/ Food & Drink

Are you dreading your Christmas cooking marathon?

Illustration of turkey escaping from the dinner table

That time is approaching – it’s only one more sleep until you, or some saintly family member, is cooking Christmas dinner. Are you confident in the menu (turkey is it?) or are you dreading getting started?

I’m prepped and primed, and so is the piece of beef set to grace our festive table. Yes, I like to take up the challenge of being the resident Christmas chef. And despite most people taking years to perfect their perfect Christmas meal – apparently it takes until we’re 48 years old – I think I’ve just about got it down.

‘Beef!?’ Yes, the only ‘gobble gobble’ you’ll hear from my house is the sound of a turkey celebrating its freedom as it escapes our back garden.

What’s so novel about a turkey?

For most Brits it’s not Christmas without turkey, with an estimated £307m to be spent on the bird this year. Last year Which? Convo commenter Cheshire Resident told us that turkey was their festive meat of choice:
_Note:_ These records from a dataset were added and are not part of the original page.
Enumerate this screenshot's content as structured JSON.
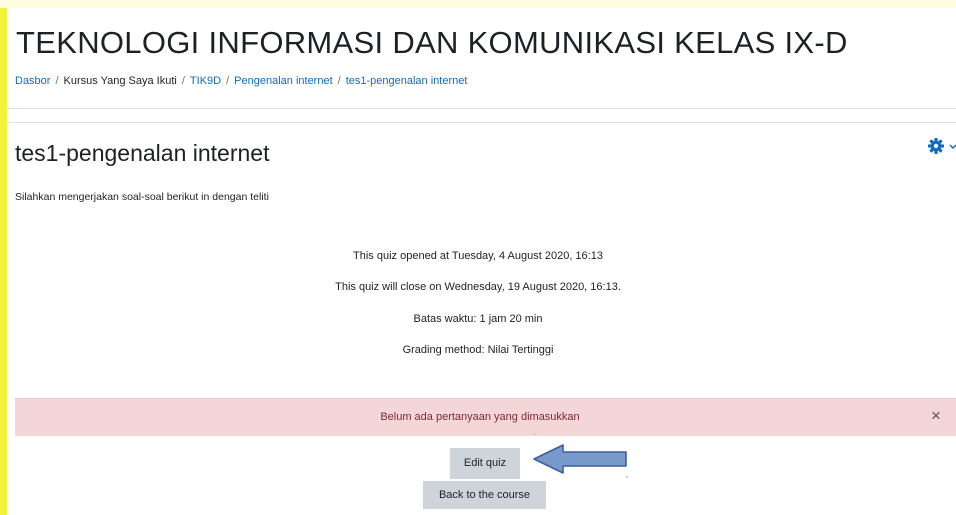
{
  "header": {
    "course_title": "TEKNOLOGI INFORMASI DAN KOMUNIKASI KELAS IX-D",
    "breadcrumb": [
      {
        "label": "Dasbor"
      },
      {
        "label": "Kursus Yang Saya Ikuti"
      },
      {
        "label": "TIK9D"
      },
      {
        "label": "Pengenalan internet"
      },
      {
        "label": "tes1-pengenalan internet"
      }
    ]
  },
  "main": {
    "quiz_title": "tes1-pengenalan internet",
    "settings_icon": "gear-icon",
    "intro": "Silahkan mengerjakan soal-soal berikut in dengan teliti",
    "info": [
      "This quiz opened at Tuesday, 4 August 2020, 16:13",
      "This quiz will close on Wednesday, 19 August 2020, 16:13.",
      "Batas waktu: 1 jam 20 min",
      "Grading method: Nilai Tertinggi"
    ],
    "alert": {
      "text": "Belum ada pertanyaan yang dimasukkan",
      "close": "×"
    },
    "buttons": {
      "edit_quiz": "Edit quiz",
      "back_to_course": "Back to the course"
    }
  },
  "colors": {
    "link": "#0f6cbf",
    "alert_bg": "#f4d6d9",
    "button_bg": "#ced4da",
    "arrow_fill": "#7799cc",
    "left_highlight": "#f4f23a"
  }
}
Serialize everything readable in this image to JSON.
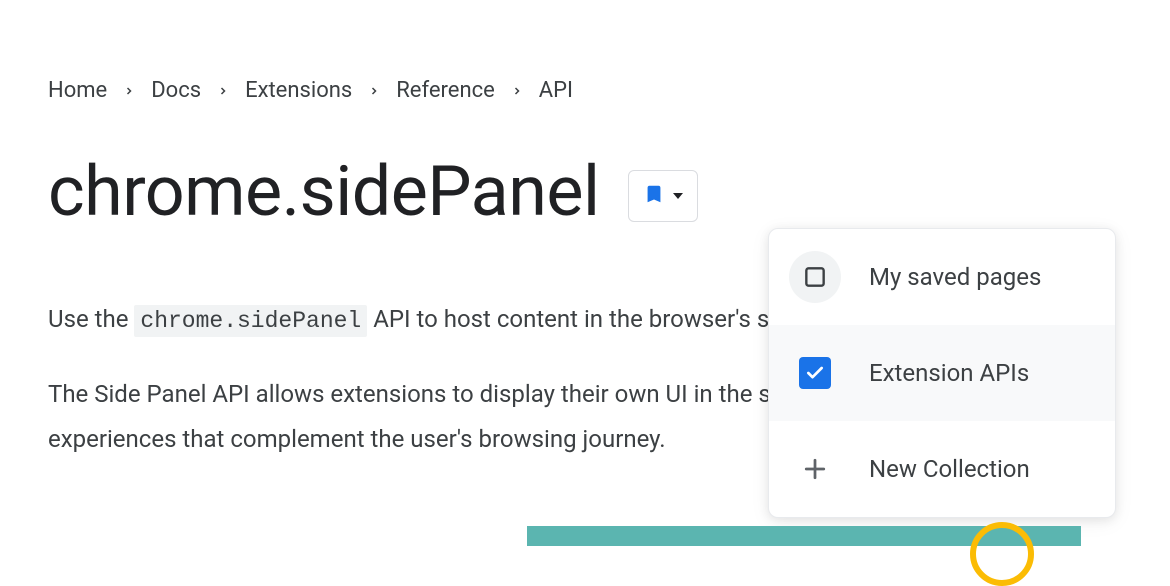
{
  "breadcrumb": {
    "items": [
      "Home",
      "Docs",
      "Extensions",
      "Reference",
      "API"
    ]
  },
  "page": {
    "title": "chrome.sidePanel"
  },
  "body": {
    "intro_pre": "Use the ",
    "intro_code": "chrome.sidePanel",
    "intro_post": " API to host content in the browser's side panel alongside th",
    "para2": "The Side Panel API allows extensions to display their own UI in the side panel, enabling persistent experiences that complement the user's browsing journey."
  },
  "dropdown": {
    "items": [
      {
        "label": "My saved pages"
      },
      {
        "label": "Extension APIs"
      },
      {
        "label": "New Collection"
      }
    ]
  }
}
‘I always do turkey, plus a small loin of pork, stuffing balls, pigs in blankets, roast spuds, Yorkshire puds, carrots, sprouts and gravy made from the giblets stock. Can’t beat it! Today all I needed was a tray of oven chips and a jar of pickled onions to go with the meat.’

But I’m not the only one rejecting this feathered beast. Dave D wasn’t only surprised by Cheshire Resident’s accompaniments; he cooked outside the box:

‘Oven chips??????? With a turkey dinner????? Well, I’m astounded at that combination, but who am I to moan given that I did not have turkey but instead cooked rainbow trout with almonds.’

I’m with Dave D – let’s stray from tradition. And another tradition I’d like to see the back of is the obsession with scoffing mince pies.

After over 1,000 votes on our mince pies poll, we found that most of you like to eat them hot (62%) with cream (32%). Cold and straight from the box came in at third with 24%, but I’m with the 10% who don’t like mince pies at all. What is the festive obsession with dried fruit?

Stressful or stress-free cooking?

Tomorrow will probably be a stressful day, as you try to time everything to perfection to avoid an overcooked turkey and frazzled roast potatoes.

In fact, a survey by Food Network UK found that a third of women (men weren’t consulted – surely there are other blokes doing the cooking, like me?) have never managed to cook a perfect Christmas dinner.

The meal was either spoiled by common cooking mistakes, like watery gravy, or bigger disasters – 9% have forgotten to defrost the turkey, 10% have suffered power cuts and an unlucky 3% have given their family food poisoning.

Usually I’m as happy as Larry, with a glass of wine on the counter and a turkey up to my elbows. Anyway, here are some tips for the perfect Christmas roast that I’ve picked up from Jamie, Delia, Nigella and co:

  • Only stuff the neck of the turkey, not her behind – otherwise it will be difficult for the heat to get all the way into the meat.
  • Let all meats rest after cooking (well over an hour for a turkey is fine, or 20-30 minutes for my beef joint) to keep the juices in.
  • If you hate brussel sprouts, don’t score them on the bottom (this makes them easier to overcook), boil them for just five minutes (don’t wait until they’re dull and soggy) then fry them in butter with chopped up sweet chestnuts and crispy bacon.

So I bid you good luck for tomorrow’s roasting and be sure to make it a merry one!

Isobel says:
24 December 2011

In an effort to be traditional, I thought I’d cook sprouts with the bird, and in view of the fact I have NEVER managed to make them taste good, I’ve tried them out in various ways in the run-up to Christmas Day (short of the complex methods the TV chefs suggest) with ever shorter cooking times. So guess what we’re having tomorrow? Broccoli.

We’re having foie gras with champagne, leg of lamb, sweet chestnust and chips with Saint-Emilion, and fruit of the forest gateau with another champagne. Nuts to tradition!

Less stress means more joy. Merry Christmas, everyone!

does anyone remember if which has ever review warming trays (eg hostess trolleys), The kind I am looking for is to be used on the table but keeps food hot. Anybody input would be appreciated

I seem to remember that hostess trolleys were tested in the early 1960’s and even table-top versions have been commented on some years ago, I think, if not fully tested. That wouldn’t be much help today, however. Your best hope would be to look on a number of retailers’ websites. John Lewis have a few table-top food warmers or serving trays some with plenty of customer reviews.